'Stay-at-home' doesn't mean 'stay indoors'

Featured Faculty

Emma Carberry | April 17, 2020

person walking on a log

Nationwide, stay-at-home orders have left people homebound and closed many public parks that families previously flocked to for recreation. Dr. Anthony Deringer and Dr. Kent Griffin, faculty in Texas State University’s Department of Health and Human Performance want families to know that, while the barriers may have increased, outdoor recreation is integral to maintaining one’s physical and mental health.

Deringer, assistant professor of recreation administration, points out that many stay-at-home orders include a section that allows for outdoor recreation. For example, the executive order issued by Governor Greg Abbott allows for “visiting parks, hunting or fishing, or engaging in physical activity like jogging or bicycling,” provided participants are following social distancing guidelines. 

Griffin, associate professor of exercise and sports science, adds that in many areas not all public recreation spaces have closed. In San Marcos, playgrounds, playscapes, skate parks, dog parks, and riverfront parks have closed, but natural areas and trails, such as Purgatory Creek and Spring Lake remain open and accessible. In natural areas, the City of San Marcos has limited groups to 10 people or fewer with recommendations to maintain at least six feet between individuals.

Taking advantage of these clauses is essential because isolation can be harmful to mental health and increased sedentary behavior can cause physical problems, Deringer said. Research has shown that finding time to engage with nature improves physical well-being as well as psychological outcomes.

While it may sound like families need to go on a hike or take a camping trip, Deringer said that being “near nature” can be just as impactful.
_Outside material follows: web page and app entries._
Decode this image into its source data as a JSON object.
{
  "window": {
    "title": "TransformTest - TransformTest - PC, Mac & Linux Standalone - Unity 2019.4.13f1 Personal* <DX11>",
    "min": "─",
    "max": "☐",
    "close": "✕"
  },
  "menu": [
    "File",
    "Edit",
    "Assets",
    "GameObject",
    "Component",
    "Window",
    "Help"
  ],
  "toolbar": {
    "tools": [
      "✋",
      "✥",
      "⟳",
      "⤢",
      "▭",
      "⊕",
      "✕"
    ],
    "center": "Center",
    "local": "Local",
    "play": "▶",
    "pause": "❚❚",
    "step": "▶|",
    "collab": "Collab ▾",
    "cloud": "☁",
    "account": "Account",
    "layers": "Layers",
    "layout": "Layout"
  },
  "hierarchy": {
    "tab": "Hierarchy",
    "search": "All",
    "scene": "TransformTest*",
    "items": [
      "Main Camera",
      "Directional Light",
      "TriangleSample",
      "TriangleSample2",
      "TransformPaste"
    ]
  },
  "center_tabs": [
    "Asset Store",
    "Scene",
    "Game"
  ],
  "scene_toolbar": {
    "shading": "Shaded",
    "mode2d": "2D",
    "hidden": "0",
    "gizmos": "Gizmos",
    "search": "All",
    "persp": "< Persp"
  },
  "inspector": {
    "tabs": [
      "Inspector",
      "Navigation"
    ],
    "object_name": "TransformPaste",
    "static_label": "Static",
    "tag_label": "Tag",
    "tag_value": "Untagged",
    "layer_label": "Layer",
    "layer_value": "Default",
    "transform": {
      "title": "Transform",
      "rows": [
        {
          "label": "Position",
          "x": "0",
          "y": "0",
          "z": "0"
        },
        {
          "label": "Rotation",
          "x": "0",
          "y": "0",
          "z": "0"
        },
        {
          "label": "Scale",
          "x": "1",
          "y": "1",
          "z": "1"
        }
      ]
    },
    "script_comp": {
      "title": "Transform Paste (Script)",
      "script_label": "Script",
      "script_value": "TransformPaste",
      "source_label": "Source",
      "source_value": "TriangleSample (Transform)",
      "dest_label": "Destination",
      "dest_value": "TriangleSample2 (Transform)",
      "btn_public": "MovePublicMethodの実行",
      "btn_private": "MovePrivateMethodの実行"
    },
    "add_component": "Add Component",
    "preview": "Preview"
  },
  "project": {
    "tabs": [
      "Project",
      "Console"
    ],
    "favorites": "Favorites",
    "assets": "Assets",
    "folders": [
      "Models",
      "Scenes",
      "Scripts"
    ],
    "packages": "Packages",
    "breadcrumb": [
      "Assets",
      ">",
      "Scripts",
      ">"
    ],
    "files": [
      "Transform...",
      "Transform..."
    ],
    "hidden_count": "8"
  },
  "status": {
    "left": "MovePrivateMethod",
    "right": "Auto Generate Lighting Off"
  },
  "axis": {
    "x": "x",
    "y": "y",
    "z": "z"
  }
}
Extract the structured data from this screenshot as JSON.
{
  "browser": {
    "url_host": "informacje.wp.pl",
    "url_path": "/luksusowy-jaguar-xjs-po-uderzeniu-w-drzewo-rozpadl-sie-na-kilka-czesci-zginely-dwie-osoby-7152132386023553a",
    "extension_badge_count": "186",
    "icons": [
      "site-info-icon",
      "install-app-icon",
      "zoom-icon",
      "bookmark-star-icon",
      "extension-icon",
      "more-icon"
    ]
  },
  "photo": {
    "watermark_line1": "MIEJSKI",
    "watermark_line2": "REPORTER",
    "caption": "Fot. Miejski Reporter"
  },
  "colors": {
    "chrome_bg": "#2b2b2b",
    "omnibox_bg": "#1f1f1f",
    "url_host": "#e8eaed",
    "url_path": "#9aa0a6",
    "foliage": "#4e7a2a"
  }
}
Walking in an area with trees, or just being in the presence of grass, whether in a backyard or on a city street, has been shown to improve nature connectedness.  

Because of the benefits of engaging with the natural world, if given the option to do an activity inside or outside, it is favorable to choose the outdoors. According to Deringer, people who are participating in at-home exercise programs should choose to exercise in nature if they have the opportunity. When exercising outside, participants achieve the goals of their workout better than they would if they were inside.

For children especially, outdoor time is critical. Children need unstructured imaginative time, says Deringer and nature is a good way to provide that. He reminds parents that changes to previously-scheduled activities such as sports practices may result in decreased outdoor time for children, and it is important for parents to factor in outdoor breaks to help their children focus on other activities, such as schoolwork.

Neurological research on outdoor time is still developing, but Griffin says that it shows brain activity is higher in children who have been outdoors. Deringer says preliminary data shows that, from parents’ perspectives, children are more focused on homework after outdoor recreation. Outdoor activities are also a great way to supplement classroom learning for students whose lessons are now only taking place in their living rooms. For example, Griffin says supplementing a science lesson with a hike that incorporates definitions from that lesson will help children to apply their knowledge and deepen their understanding.

One family-friendly way that Deringer and Griffin recommend taking advantage of the outdoors is through Geocaching. Similar to a treasure hunt, Geocaching allows participants to use GPS to navigate to specific spots in public areas that house containers called “geocaches.” Explorers can sign visitor logs and sometimes trade small items. There are several caches in Purgatory Creek and Spring Lake, as well as in downtown San Marcos, says Griffin. For families interested in trying it out, the official Geocaching app is available for free download and Deringer recommends the REI resource Geocaching with Kids.

Deringer cites renowned biologist E.O. Wilson, who theorized that humans have evolved alongside nature and therefore feel an inherent physiological connection with it. So, while it is essential that people follow the government’s guidelines to slow the spread of COVID-19, Deringer and Griffin say it is also a biological necessity to find ways to safely and responsibly engage with the outdoors during this time.

For more information, contact University Communications:

Jayme Blaschke, 512-245-2555

Sandy Pantlik, 512-245-2922